▶ **TASK PROMPT**:
Scan the entries below. Return every line that includes "Center".

Start of Block

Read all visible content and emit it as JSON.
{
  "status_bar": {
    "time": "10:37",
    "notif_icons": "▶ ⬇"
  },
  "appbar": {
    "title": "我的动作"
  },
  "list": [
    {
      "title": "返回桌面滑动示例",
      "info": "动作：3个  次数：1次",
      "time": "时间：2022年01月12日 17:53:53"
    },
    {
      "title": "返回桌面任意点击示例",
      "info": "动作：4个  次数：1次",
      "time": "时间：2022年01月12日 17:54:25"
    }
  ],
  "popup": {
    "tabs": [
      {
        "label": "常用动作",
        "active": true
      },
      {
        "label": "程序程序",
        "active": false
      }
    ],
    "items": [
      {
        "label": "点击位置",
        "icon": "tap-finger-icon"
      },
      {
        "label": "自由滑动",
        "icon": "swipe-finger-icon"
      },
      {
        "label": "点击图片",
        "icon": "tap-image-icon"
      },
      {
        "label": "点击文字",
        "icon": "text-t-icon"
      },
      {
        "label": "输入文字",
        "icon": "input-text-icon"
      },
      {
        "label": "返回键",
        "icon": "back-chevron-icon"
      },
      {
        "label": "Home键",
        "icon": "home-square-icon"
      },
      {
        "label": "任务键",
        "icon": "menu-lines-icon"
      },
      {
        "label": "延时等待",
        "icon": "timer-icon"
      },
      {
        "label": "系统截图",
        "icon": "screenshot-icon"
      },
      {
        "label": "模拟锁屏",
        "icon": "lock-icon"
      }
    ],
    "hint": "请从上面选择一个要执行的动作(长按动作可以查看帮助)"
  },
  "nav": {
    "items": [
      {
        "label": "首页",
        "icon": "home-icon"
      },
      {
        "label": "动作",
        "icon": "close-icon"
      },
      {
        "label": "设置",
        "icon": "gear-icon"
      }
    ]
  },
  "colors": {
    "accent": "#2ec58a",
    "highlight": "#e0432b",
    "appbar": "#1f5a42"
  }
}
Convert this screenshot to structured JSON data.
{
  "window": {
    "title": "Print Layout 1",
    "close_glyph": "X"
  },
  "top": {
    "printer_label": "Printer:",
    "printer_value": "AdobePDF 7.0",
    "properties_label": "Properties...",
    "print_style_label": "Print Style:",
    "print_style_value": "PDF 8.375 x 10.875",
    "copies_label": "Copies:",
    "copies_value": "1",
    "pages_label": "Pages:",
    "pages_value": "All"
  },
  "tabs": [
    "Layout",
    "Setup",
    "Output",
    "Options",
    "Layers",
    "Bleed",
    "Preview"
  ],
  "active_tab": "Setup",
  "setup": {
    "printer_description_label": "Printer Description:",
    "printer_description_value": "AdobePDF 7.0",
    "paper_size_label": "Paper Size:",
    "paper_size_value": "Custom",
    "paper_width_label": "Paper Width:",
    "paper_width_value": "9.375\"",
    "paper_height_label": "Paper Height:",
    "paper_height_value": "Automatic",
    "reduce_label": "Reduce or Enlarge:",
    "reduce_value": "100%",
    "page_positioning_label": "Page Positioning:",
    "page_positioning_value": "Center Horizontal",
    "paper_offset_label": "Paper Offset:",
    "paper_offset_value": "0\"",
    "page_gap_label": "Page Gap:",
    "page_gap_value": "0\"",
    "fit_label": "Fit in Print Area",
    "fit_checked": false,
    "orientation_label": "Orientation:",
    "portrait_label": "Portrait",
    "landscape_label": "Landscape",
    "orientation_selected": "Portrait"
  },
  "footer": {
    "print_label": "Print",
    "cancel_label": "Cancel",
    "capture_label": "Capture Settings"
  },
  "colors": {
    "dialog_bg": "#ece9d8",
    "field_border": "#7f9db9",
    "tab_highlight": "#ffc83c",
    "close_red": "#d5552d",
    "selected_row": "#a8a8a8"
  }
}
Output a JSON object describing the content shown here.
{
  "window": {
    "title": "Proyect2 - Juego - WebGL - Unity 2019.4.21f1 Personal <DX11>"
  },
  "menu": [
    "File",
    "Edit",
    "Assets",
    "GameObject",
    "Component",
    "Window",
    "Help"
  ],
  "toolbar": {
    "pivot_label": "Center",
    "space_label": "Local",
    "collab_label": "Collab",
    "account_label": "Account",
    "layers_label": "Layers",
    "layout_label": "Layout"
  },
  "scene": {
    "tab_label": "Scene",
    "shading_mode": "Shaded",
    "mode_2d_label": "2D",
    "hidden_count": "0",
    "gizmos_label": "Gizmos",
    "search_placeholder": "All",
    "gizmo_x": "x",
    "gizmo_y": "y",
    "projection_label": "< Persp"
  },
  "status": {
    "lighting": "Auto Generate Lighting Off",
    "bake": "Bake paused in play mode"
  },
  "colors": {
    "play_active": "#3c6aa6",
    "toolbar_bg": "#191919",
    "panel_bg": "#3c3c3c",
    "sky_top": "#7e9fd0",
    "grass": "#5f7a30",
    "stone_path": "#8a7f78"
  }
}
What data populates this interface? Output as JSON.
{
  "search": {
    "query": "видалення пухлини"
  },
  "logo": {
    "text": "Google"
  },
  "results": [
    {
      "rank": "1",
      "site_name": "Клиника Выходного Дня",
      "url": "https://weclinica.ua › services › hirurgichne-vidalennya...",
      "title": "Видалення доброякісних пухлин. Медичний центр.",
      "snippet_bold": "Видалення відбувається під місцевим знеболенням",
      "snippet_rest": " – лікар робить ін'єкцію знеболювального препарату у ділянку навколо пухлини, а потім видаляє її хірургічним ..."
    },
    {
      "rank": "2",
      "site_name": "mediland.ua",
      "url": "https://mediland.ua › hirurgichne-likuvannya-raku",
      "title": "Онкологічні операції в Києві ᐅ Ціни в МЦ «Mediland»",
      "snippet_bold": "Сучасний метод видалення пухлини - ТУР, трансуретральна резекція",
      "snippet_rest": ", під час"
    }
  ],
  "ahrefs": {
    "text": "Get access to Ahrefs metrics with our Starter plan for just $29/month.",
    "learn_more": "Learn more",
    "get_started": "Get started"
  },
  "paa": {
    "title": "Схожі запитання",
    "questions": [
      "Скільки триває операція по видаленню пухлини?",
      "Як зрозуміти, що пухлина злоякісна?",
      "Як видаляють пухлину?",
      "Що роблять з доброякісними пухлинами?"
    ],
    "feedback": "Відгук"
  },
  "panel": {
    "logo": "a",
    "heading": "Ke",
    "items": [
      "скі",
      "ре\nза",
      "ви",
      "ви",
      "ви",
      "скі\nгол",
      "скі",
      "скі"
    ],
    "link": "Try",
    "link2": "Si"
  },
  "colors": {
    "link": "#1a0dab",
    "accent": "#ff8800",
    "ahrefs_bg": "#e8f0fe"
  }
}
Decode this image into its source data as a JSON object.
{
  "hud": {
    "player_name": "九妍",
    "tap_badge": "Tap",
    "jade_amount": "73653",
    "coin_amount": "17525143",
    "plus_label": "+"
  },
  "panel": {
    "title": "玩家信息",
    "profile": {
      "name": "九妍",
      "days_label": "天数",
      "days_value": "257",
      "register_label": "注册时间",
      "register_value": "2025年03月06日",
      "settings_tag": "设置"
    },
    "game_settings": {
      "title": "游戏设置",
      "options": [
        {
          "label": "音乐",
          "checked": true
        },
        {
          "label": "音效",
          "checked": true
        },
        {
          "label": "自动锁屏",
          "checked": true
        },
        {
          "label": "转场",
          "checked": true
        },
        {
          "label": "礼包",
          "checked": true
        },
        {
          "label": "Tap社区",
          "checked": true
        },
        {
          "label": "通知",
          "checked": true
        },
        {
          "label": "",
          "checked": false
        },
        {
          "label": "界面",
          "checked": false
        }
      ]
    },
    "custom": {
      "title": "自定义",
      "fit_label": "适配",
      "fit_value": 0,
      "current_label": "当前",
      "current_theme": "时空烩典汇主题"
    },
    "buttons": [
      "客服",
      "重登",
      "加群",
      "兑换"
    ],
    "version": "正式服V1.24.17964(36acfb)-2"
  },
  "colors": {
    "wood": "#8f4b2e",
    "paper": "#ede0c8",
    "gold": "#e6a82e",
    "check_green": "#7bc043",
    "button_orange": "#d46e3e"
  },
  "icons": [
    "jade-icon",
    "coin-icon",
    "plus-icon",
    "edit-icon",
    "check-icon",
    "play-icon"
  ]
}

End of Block

▶ **ANSWER SPACE**:
    "page_positioning_value": "Center Horizontal",
    "pivot_label": "Center",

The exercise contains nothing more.